Wherever a line of the records contains "date", copy that line.

* [Records]:
↓↓↓
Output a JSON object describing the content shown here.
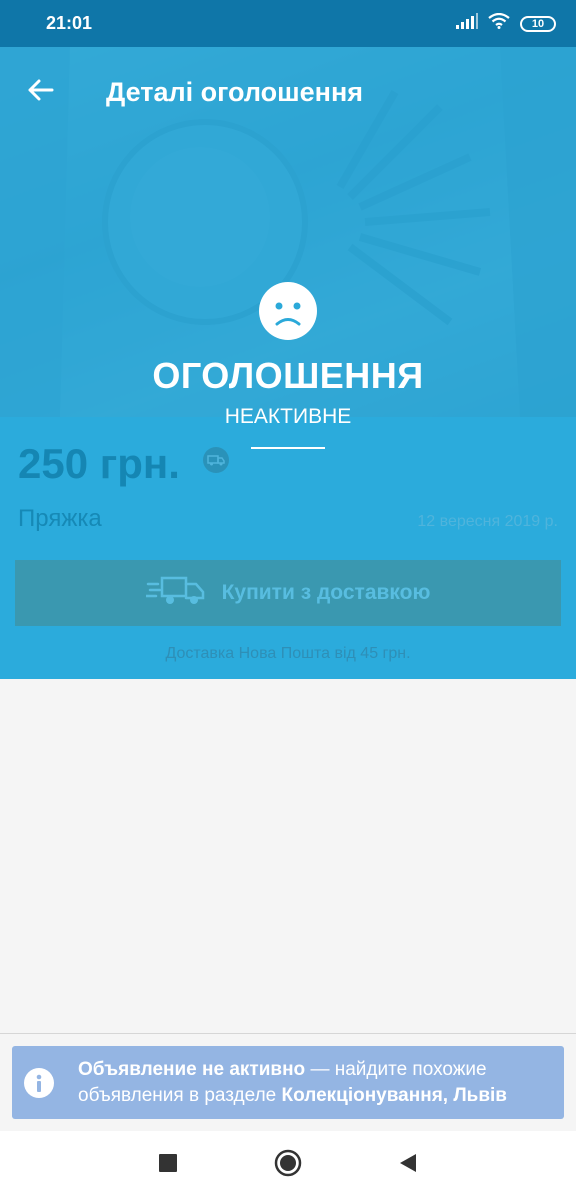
{
  "status_bar": {
    "time": "21:01",
    "battery": "10",
    "icons": [
      "signal-icon",
      "wifi-icon",
      "battery-icon"
    ]
  },
  "toolbar": {
    "title": "Деталі оголошення",
    "back_icon": "arrow-left-icon"
  },
  "inactive": {
    "icon": "sad-face-icon",
    "title": "ОГОЛОШЕННЯ",
    "subtitle": "НЕАКТИВНЕ"
  },
  "listing": {
    "price": "250 грн.",
    "title": "Пряжка",
    "date": "12 вересня 2019 р.",
    "delivery_badge_icon": "delivery-truck-icon"
  },
  "buy": {
    "label": "Купити з доставкою",
    "icon": "fast-delivery-truck-icon",
    "note": "Доставка Нова Пошта від 45 грн."
  },
  "banner": {
    "icon": "info-icon",
    "bold_part": "Объявление не активно",
    "text_part": " — найдите похожие объявления в разделе ",
    "category": "Колекціонування, Львів"
  },
  "nav": {
    "icons": [
      "recent-apps-icon",
      "home-icon",
      "back-icon"
    ]
  },
  "colors": {
    "status_bar": "#0f76a8",
    "overlay": "#29aadc",
    "banner": "#94b5e3"
  }
}
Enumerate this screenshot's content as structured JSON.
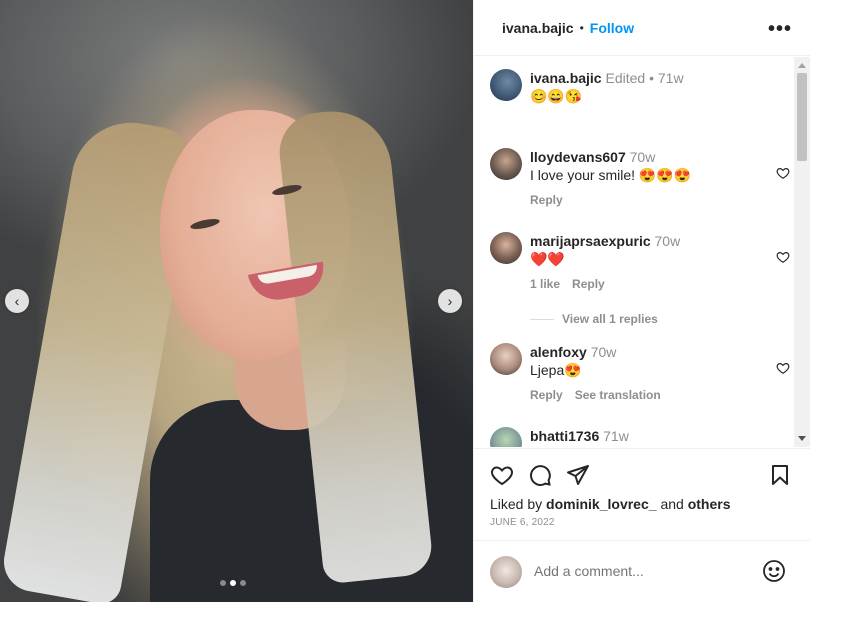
{
  "post": {
    "username": "ivana.bajic",
    "follow_label": "Follow",
    "separator": "•",
    "more_label": "•••"
  },
  "photo": {
    "carousel_dots": 3,
    "active_dot": 1,
    "prev_label": "‹",
    "next_label": "›"
  },
  "caption": {
    "username": "ivana.bajic",
    "edited": "Edited",
    "dot": "•",
    "time": "71w",
    "text": "😊😄😘"
  },
  "comments": [
    {
      "username": "lloydevans607",
      "time": "70w",
      "text": "I love your smile! 😍😍😍",
      "reply_label": "Reply"
    },
    {
      "username": "marijaprsaexpuric",
      "time": "70w",
      "text": "❤️❤️",
      "likes_label": "1 like",
      "reply_label": "Reply"
    },
    {
      "username": "alenfoxy",
      "time": "70w",
      "text": "Ljepa😍",
      "reply_label": "Reply",
      "translate_label": "See translation"
    },
    {
      "username": "bhatti1736",
      "time": "71w"
    }
  ],
  "view_replies_label": "View all 1 replies",
  "engagement": {
    "liked_by_prefix": "Liked by",
    "liked_by_user": "dominik_lovrec_",
    "and_label": "and",
    "others_label": "others",
    "date": "JUNE 6, 2022"
  },
  "add_comment": {
    "placeholder": "Add a comment..."
  },
  "colors": {
    "accent": "#0095f6",
    "muted": "#8e8e8e",
    "text": "#262626"
  }
}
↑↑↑
* [Solution below]:
    "date": "12 вересня 2019 р.",
    "date": "JUNE 6, 2022"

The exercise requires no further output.